What the task requires:
Each entry must be copied exactly, without omission.

Supplied records:
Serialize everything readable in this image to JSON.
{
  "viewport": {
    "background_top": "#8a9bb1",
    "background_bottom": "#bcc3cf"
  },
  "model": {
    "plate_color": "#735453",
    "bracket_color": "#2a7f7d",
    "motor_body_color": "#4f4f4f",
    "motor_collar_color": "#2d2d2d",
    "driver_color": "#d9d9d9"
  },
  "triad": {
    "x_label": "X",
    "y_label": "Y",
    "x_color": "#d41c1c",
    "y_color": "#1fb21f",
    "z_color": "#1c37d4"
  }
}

Result:
Serialize everything readable in this image to JSON.
{
  "viewport": {
    "background_top": "#8a9bb1",
    "background_bottom": "#bcc3cf"
  },
  "model": {
    "plate_color": "#735453",
    "bracket_color": "#2a7f7d",
    "motor_body_color": "#4f4f4f",
    "motor_collar_color": "#2d2d2d",
    "driver_color": "#d9d9d9"
  },
  "triad": {
    "x_label": "X",
    "y_label": "Y",
    "x_color": "#d41c1c",
    "y_color": "#1fb21f",
    "z_color": "#1c37d4"
  }
}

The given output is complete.